The Cabada palm is a multi-stemmed, clumping palm with arching fronds. A dozen or so canes radiate upward from a single clump. Green in color, each stem is smooth and punctuated with prominent rings resembling bamboo. Fronds number 6 to 10 for each stem and are 10 feet in length. The Cabada is similar to the common areca palm except for a few characteristics: Cabadas grow taller by 10 feet, develop a bit slower, and the fronds are held more stiffly to the stem. A pendant cluster of red fruits follows after flowering.
The Cabada has high to moderate light needs, full to partial sun is required. Water until established, then only in times of severe drought. It does better with well-drained soil. Fresh seeds should germinate in 2 to 4 months. Suckering begins several years after planting. They can be grown indoors with sufficient light.
While obscure, the native origins were thought to be Madagascar. No wild Cabada palms were found in the wild until a recent discovery after 2010; specimens were found growing northwest of Madagascar in the Comoro Islands. Seedlings from these wild specimens were widely distributed.

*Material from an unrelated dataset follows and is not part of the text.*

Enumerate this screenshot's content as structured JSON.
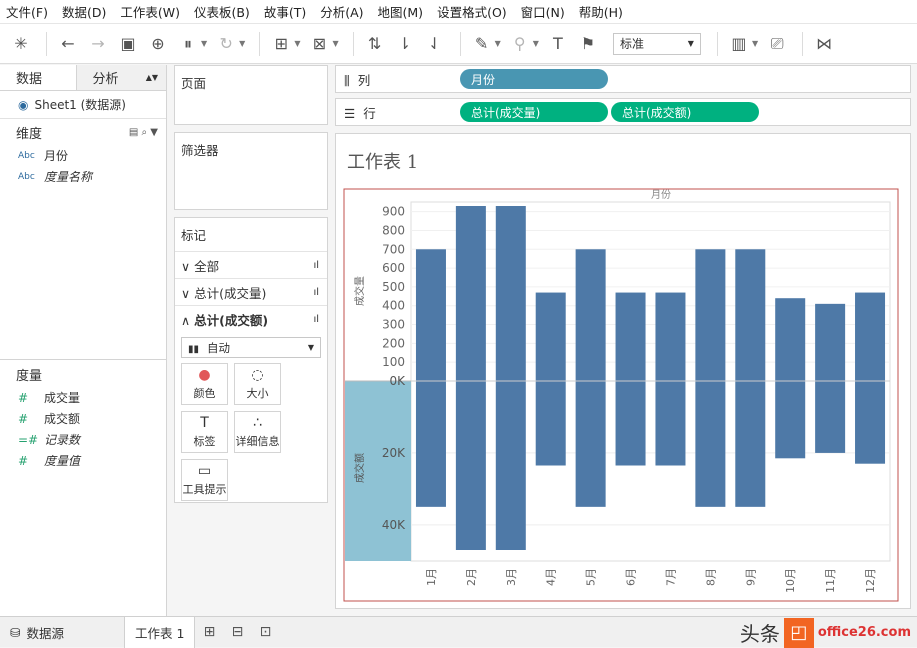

Previous to this latest discovery, the Cabada palm was cultivated extensively in Cuba, likely from a single accession.
Dr. Cabada of Cienfuegos, Cuba, asked a ship captain to bring him curious palms from around the tropical world. From then on, the Cabada palm spent 200 years in cultivation. The palm enthusiast Stanley Kiem brought the Cabada palm to Florida in 1950.
- Container plant
- Indoor plant
- Privacy / screening
- No dangers
High Risk Traits:
- Grows in tropical climates
- Fleshy-fruits adapted for bird and mammal dispersal
- Suckering palm, may be able to spread vegetatively
- Intentionally spread by people
- Ecology and biology not well studied. Behavior in a new environment may therefore be difficult to predict
Low Risk Traits:
- Not reported to be naturalized or invasive in other locations
- Unarmed (no spines, thorns or burrs)
- Landscaping and ornamental value
- Seeds unlikely to be accidentally dispersed